#### Provided entries
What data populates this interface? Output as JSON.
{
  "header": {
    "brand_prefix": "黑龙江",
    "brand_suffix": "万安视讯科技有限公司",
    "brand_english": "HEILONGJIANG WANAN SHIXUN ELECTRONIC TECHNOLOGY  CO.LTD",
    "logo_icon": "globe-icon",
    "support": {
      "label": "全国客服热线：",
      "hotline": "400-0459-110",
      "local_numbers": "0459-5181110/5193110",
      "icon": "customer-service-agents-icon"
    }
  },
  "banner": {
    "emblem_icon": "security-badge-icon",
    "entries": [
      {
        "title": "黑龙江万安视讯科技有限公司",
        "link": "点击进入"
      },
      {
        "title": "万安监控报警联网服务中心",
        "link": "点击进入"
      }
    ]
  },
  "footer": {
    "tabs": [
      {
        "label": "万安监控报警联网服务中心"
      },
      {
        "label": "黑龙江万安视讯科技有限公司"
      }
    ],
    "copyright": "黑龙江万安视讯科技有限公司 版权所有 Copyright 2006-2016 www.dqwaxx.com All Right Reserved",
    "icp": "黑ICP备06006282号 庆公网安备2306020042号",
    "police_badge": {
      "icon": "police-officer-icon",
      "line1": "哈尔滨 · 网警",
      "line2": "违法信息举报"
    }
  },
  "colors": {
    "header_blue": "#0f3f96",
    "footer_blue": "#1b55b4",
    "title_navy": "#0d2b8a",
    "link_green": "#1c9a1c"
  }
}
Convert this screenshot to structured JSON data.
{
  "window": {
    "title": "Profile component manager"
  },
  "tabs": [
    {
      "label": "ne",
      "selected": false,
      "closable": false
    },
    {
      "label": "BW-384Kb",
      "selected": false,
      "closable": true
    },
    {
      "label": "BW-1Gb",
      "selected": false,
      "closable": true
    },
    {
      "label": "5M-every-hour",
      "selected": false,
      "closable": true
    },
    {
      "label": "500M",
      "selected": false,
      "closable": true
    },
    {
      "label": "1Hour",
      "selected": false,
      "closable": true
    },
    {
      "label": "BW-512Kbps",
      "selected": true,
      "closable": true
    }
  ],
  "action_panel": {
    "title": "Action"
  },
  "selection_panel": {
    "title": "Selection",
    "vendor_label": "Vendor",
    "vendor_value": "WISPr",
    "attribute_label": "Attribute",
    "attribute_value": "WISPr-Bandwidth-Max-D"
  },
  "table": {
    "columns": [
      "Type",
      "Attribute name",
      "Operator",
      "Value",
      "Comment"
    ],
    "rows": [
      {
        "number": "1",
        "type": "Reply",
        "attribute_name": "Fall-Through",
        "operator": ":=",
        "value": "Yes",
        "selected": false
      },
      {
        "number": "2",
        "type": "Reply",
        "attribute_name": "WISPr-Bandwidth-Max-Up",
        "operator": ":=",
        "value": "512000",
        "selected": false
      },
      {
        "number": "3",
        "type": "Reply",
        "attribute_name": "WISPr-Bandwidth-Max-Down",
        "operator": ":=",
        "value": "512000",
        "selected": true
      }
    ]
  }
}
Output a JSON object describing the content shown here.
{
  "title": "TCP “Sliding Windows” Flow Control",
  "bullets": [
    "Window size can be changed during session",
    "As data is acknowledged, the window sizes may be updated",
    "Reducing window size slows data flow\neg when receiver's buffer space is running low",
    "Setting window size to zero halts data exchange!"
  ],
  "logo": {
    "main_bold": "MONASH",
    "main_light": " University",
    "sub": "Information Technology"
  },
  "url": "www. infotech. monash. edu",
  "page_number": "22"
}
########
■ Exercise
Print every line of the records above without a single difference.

■ Result below
What data populates this interface? Output as JSON.
{
  "header": {
    "brand_prefix": "黑龙江",
    "brand_suffix": "万安视讯科技有限公司",
    "brand_english": "HEILONGJIANG WANAN SHIXUN ELECTRONIC TECHNOLOGY  CO.LTD",
    "logo_icon": "globe-icon",
    "support": {
      "label": "全国客服热线：",
      "hotline": "400-0459-110",
      "local_numbers": "0459-5181110/5193110",
      "icon": "customer-service-agents-icon"
    }
  },
  "banner": {
    "emblem_icon": "security-badge-icon",
    "entries": [
      {
        "title": "黑龙江万安视讯科技有限公司",
        "link": "点击进入"
      },
      {
        "title": "万安监控报警联网服务中心",
        "link": "点击进入"
      }
    ]
  },
  "footer": {
    "tabs": [
      {
        "label": "万安监控报警联网服务中心"
      },
      {
        "label": "黑龙江万安视讯科技有限公司"
      }
    ],
    "copyright": "黑龙江万安视讯科技有限公司 版权所有 Copyright 2006-2016 www.dqwaxx.com All Right Reserved",
    "icp": "黑ICP备06006282号 庆公网安备2306020042号",
    "police_badge": {
      "icon": "police-officer-icon",
      "line1": "哈尔滨 · 网警",
      "line2": "违法信息举报"
    }
  },
  "colors": {
    "header_blue": "#0f3f96",
    "footer_blue": "#1b55b4",
    "title_navy": "#0d2b8a",
    "link_green": "#1c9a1c"
  }
}
Convert this screenshot to structured JSON data.
{
  "window": {
    "title": "Profile component manager"
  },
  "tabs": [
    {
      "label": "ne",
      "selected": false,
      "closable": false
    },
    {
      "label": "BW-384Kb",
      "selected": false,
      "closable": true
    },
    {
      "label": "BW-1Gb",
      "selected": false,
      "closable": true
    },
    {
      "label": "5M-every-hour",
      "selected": false,
      "closable": true
    },
    {
      "label": "500M",
      "selected": false,
      "closable": true
    },
    {
      "label": "1Hour",
      "selected": false,
      "closable": true
    },
    {
      "label": "BW-512Kbps",
      "selected": true,
      "closable": true
    }
  ],
  "action_panel": {
    "title": "Action"
  },
  "selection_panel": {
    "title": "Selection",
    "vendor_label": "Vendor",
    "vendor_value": "WISPr",
    "attribute_label": "Attribute",
    "attribute_value": "WISPr-Bandwidth-Max-D"
  },
  "table": {
    "columns": [
      "Type",
      "Attribute name",
      "Operator",
      "Value",
      "Comment"
    ],
    "rows": [
      {
        "number": "1",
        "type": "Reply",
        "attribute_name": "Fall-Through",
        "operator": ":=",
        "value": "Yes",
        "selected": false
      },
      {
        "number": "2",
        "type": "Reply",
        "attribute_name": "WISPr-Bandwidth-Max-Up",
        "operator": ":=",
        "value": "512000",
        "selected": false
      },
      {
        "number": "3",
        "type": "Reply",
        "attribute_name": "WISPr-Bandwidth-Max-Down",
        "operator": ":=",
        "value": "512000",
        "selected": true
      }
    ]
  }
}
Output a JSON object describing the content shown here.
{
  "title": "TCP “Sliding Windows” Flow Control",
  "bullets": [
    "Window size can be changed during session",
    "As data is acknowledged, the window sizes may be updated",
    "Reducing window size slows data flow\neg when receiver's buffer space is running low",
    "Setting window size to zero halts data exchange!"
  ],
  "logo": {
    "main_bold": "MONASH",
    "main_light": " University",
    "sub": "Information Technology"
  },
  "url": "www. infotech. monash. edu",
  "page_number": "22"
}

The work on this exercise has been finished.